WALLACE TRIES TO MODERATE A MUD FIGHT
Debate moderator Chris Wallace of Fox News held his ground Tuesday after saying beforehand that it was not his job to fact-check the candidates, especially Trump, in real-time.
But Wallace struggled to stop Trump from interrupting and at times seemed to lose control of the debate.
“Mr President, as the moderator, we are going to talk about COVID in the next segment,” Wallace said.
Soon after: “I’m the moderator, and I’d like you to let me ask my question.”
Minutes later: “I have to give you roughly equal time. Please let the vice president talk.”
And when Wallace noted that Trump hasn’t come up with his health care plan in nearly four years, Trump turned the question back on Wallace.
“First of all, I’m debating you and not him. That’s okay. I’m not surprised.”
Wallace said he wanted to be “invisible.”
Well, that was impossible.
DEBATES DON'T MATTER? THINK AGAIN
There was plenty of talk heading into Tuesday that debates don't matter. Indeed, this has been a remarkably stable race through months of seismic headlines: Biden has maintained a lead, with Trump holding his enthusiastic base to remain within striking distance.

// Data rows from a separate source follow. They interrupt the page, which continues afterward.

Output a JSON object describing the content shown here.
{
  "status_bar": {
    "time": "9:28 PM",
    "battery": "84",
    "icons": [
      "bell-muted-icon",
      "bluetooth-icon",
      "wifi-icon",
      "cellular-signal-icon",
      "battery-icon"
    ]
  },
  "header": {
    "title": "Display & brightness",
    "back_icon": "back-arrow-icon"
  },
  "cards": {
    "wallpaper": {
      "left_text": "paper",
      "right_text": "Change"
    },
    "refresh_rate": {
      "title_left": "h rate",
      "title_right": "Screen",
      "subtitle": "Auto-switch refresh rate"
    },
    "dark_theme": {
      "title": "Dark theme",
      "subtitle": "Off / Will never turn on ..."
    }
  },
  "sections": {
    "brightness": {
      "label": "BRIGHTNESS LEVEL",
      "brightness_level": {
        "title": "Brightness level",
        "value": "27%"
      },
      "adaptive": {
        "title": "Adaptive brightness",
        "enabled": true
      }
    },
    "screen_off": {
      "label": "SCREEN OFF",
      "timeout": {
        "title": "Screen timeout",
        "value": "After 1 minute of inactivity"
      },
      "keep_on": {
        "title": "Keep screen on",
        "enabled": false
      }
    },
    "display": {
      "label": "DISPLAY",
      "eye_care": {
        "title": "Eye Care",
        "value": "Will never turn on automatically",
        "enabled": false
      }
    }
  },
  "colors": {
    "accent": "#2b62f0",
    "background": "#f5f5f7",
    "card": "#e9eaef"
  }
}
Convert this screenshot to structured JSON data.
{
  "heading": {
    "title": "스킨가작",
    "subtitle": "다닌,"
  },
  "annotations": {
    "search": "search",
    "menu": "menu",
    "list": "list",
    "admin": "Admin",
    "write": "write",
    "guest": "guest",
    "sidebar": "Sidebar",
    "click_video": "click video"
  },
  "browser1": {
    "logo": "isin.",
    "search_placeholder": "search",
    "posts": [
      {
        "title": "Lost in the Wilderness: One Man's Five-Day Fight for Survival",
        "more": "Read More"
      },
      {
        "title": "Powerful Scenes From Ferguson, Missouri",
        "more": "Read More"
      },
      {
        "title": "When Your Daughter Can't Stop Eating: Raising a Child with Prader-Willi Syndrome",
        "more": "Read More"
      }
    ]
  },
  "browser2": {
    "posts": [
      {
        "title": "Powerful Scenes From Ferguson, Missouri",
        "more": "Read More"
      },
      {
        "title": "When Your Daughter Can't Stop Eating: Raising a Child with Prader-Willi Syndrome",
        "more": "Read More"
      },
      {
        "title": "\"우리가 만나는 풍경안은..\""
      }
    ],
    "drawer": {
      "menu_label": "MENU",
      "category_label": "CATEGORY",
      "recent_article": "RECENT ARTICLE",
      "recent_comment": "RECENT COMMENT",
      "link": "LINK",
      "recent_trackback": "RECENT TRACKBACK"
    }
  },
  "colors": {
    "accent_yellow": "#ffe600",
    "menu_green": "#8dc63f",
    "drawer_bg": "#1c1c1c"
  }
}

But presidential elections often turn on the margins, and Tuesday marked many firsts for some voters who could prove decisive in battleground states.
It was the first time Biden has had Trump go after his son Hunter Biden to his face, the first time Biden's had to respond to Trump casting him as a do-nothing career politician, the first time the two men could mix it up over the 2010 health care law.
Likewise, it was the first time Trump had to respond to Biden casting his presidency as a divisive failure on everything from the pandemic to race relations. Biden also used the opportunity to push back at some of Trump's caricatures that he's a puppet of the left-wing. Instead, Biden pitched himself as the centre-left politician he's been for most of his career.
Maybe the back-and-forth won't sway as many voters as in 1980 when challenger Ronald Reagan used the debate stage to turn a seemingly competitive race with President Jimmy Carter into a blowout.
But it also could be 1960 redux. That year, Sen. John Kennedy excelled in the new television debate format, and he went on to win the decisive states, Illinois and Texas, by fewer than 60,000 votes combined. And of course, it's worth remembering 2016, when Trump lost the national popular vote but carried Pennsylvania, Michigan and Wisconsin by fewer than 100,000 votes combined to win the Electoral College anyway.
Debates don't have to move millions to matter.